Using the Northern Murray-Darling Basin as a case study, this study investigated whether FbF combined with a user-centered Integrated Early Warning System (I-EWS) for drought has the potential to increase the drought resilience of Australian farming communities. A trend towards drier conditions during the April to October ‘cool’ season across southern Australia has been observed in the past few decades. Frequent and prolonged droughts have a significant impact on the financial stability of affected farming communities.
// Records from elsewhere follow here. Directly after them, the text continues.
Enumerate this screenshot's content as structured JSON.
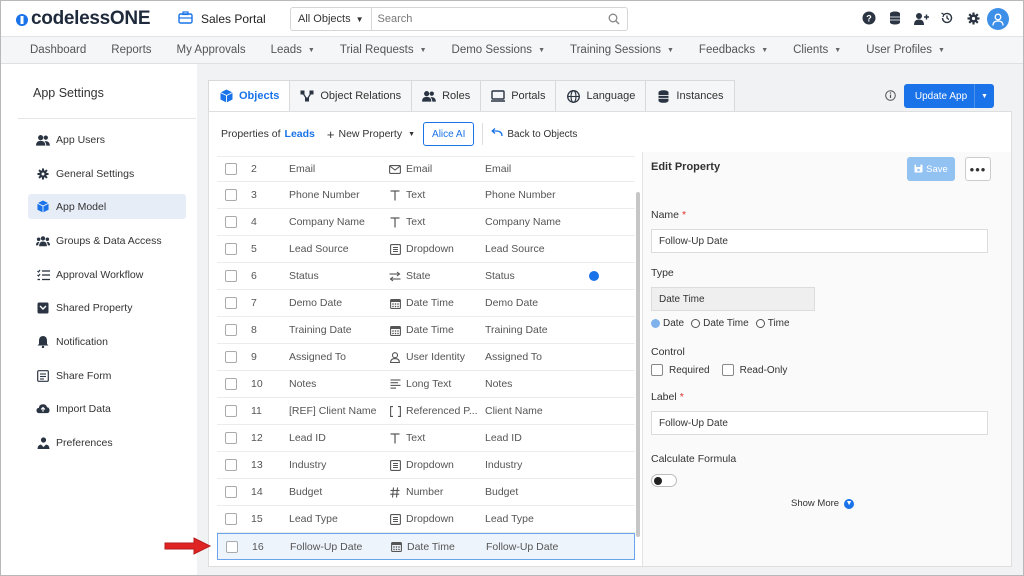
{
  "app": {
    "logo": "codelessONE",
    "portal": "Sales Portal"
  },
  "search": {
    "scope": "All Objects",
    "placeholder": "Search"
  },
  "nav": [
    "Dashboard",
    "Reports",
    "My Approvals",
    "Leads",
    "Trial Requests",
    "Demo Sessions",
    "Training Sessions",
    "Feedbacks",
    "Clients",
    "User Profiles"
  ],
  "nav_dropdown": [
    false,
    false,
    false,
    true,
    true,
    true,
    true,
    true,
    true,
    true
  ],
  "sidebar": {
    "title": "App Settings",
    "items": [
      {
        "label": "App Users",
        "icon": "users-icon"
      },
      {
        "label": "General Settings",
        "icon": "gear-icon"
      },
      {
        "label": "App Model",
        "icon": "cube-icon",
        "active": true
      },
      {
        "label": "Groups & Data Access",
        "icon": "group-icon"
      },
      {
        "label": "Approval Workflow",
        "icon": "checklist-icon"
      },
      {
        "label": "Shared Property",
        "icon": "shared-property-icon"
      },
      {
        "label": "Notification",
        "icon": "bell-icon"
      },
      {
        "label": "Share Form",
        "icon": "form-icon"
      },
      {
        "label": "Import Data",
        "icon": "cloud-upload-icon"
      },
      {
        "label": "Preferences",
        "icon": "preferences-icon"
      }
    ]
  },
  "tabs": [
    {
      "label": "Objects",
      "active": true
    },
    {
      "label": "Object Relations"
    },
    {
      "label": "Roles"
    },
    {
      "label": "Portals"
    },
    {
      "label": "Language"
    },
    {
      "label": "Instances"
    }
  ],
  "update_button": "Update App",
  "toolbar": {
    "properties_of": "Properties of",
    "object": "Leads",
    "new_property": "New Property",
    "alice": "Alice AI",
    "back": "Back to Objects"
  },
  "rows": [
    {
      "num": "2",
      "name": "Email",
      "type": "Email",
      "icon": "envelope-icon",
      "label": "Email"
    },
    {
      "num": "3",
      "name": "Phone Number",
      "type": "Text",
      "icon": "text-icon",
      "label": "Phone Number"
    },
    {
      "num": "4",
      "name": "Company Name",
      "type": "Text",
      "icon": "text-icon",
      "label": "Company Name"
    },
    {
      "num": "5",
      "name": "Lead Source",
      "type": "Dropdown",
      "icon": "dropdown-icon",
      "label": "Lead Source"
    },
    {
      "num": "6",
      "name": "Status",
      "type": "State",
      "icon": "state-icon",
      "label": "Status",
      "dot": true
    },
    {
      "num": "7",
      "name": "Demo Date",
      "type": "Date Time",
      "icon": "calendar-icon",
      "label": "Demo Date"
    },
    {
      "num": "8",
      "name": "Training Date",
      "type": "Date Time",
      "icon": "calendar-icon",
      "label": "Training Date"
    },
    {
      "num": "9",
      "name": "Assigned To",
      "type": "User Identity",
      "icon": "user-icon",
      "label": "Assigned To"
    },
    {
      "num": "10",
      "name": "Notes",
      "type": "Long Text",
      "icon": "long-text-icon",
      "label": "Notes"
    },
    {
      "num": "11",
      "name": "[REF] Client Name",
      "type": "Referenced P...",
      "icon": "reference-icon",
      "label": "Client Name"
    },
    {
      "num": "12",
      "name": "Lead ID",
      "type": "Text",
      "icon": "text-icon",
      "label": "Lead ID"
    },
    {
      "num": "13",
      "name": "Industry",
      "type": "Dropdown",
      "icon": "dropdown-icon",
      "label": "Industry"
    },
    {
      "num": "14",
      "name": "Budget",
      "type": "Number",
      "icon": "number-icon",
      "label": "Budget"
    },
    {
      "num": "15",
      "name": "Lead Type",
      "type": "Dropdown",
      "icon": "dropdown-icon",
      "label": "Lead Type"
    },
    {
      "num": "16",
      "name": "Follow-Up Date",
      "type": "Date Time",
      "icon": "calendar-icon",
      "label": "Follow-Up Date",
      "selected": true
    }
  ],
  "edit": {
    "title": "Edit Property",
    "save": "Save",
    "more": "•••",
    "name_label": "Name",
    "name_value": "Follow-Up Date",
    "type_label": "Type",
    "type_value": "Date Time",
    "type_options": [
      "Date",
      "Date Time",
      "Time"
    ],
    "type_selected": "Date",
    "control_label": "Control",
    "controls": [
      "Required",
      "Read-Only"
    ],
    "label_label": "Label",
    "label_value": "Follow-Up Date",
    "formula_label": "Calculate Formula",
    "formula_enabled": false,
    "show_more": "Show More"
  },
  "colors": {
    "accent": "#1a73e8",
    "annotation_arrow": "#e02424"
  }
}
Forecast-based Financing (FbF) is a novel proactive aid approach that provides support measures to increase resilience during the window between drought early warnings, and the actual onset and intensification of drought.
This study shows that farming businesses most impacted by drought have three common factors: (i) lower levels of business management skills, (ii) lower levels of pre-drought preparedness during non-drought periods, and (iii) slower responses when the intensity of drought increases. The results suggest that FbF in its current form is not recommended for a market economy such as Australia, as forms of direct assistance may have adverse long-term effects through disrupting the market itself and may not encourage farm operators to regularly assess and adapt their drought management strategies. Results also suggest that providing farmers, service providers, and all levels of government with tools that incorporate a user-centered I-EWS for drought can improve overall decision-making before, during, and even after drought. This change from a reactive to a proactive approach to managing drought impacts can be a highly effective form of increasing the drought resilience of farming communities.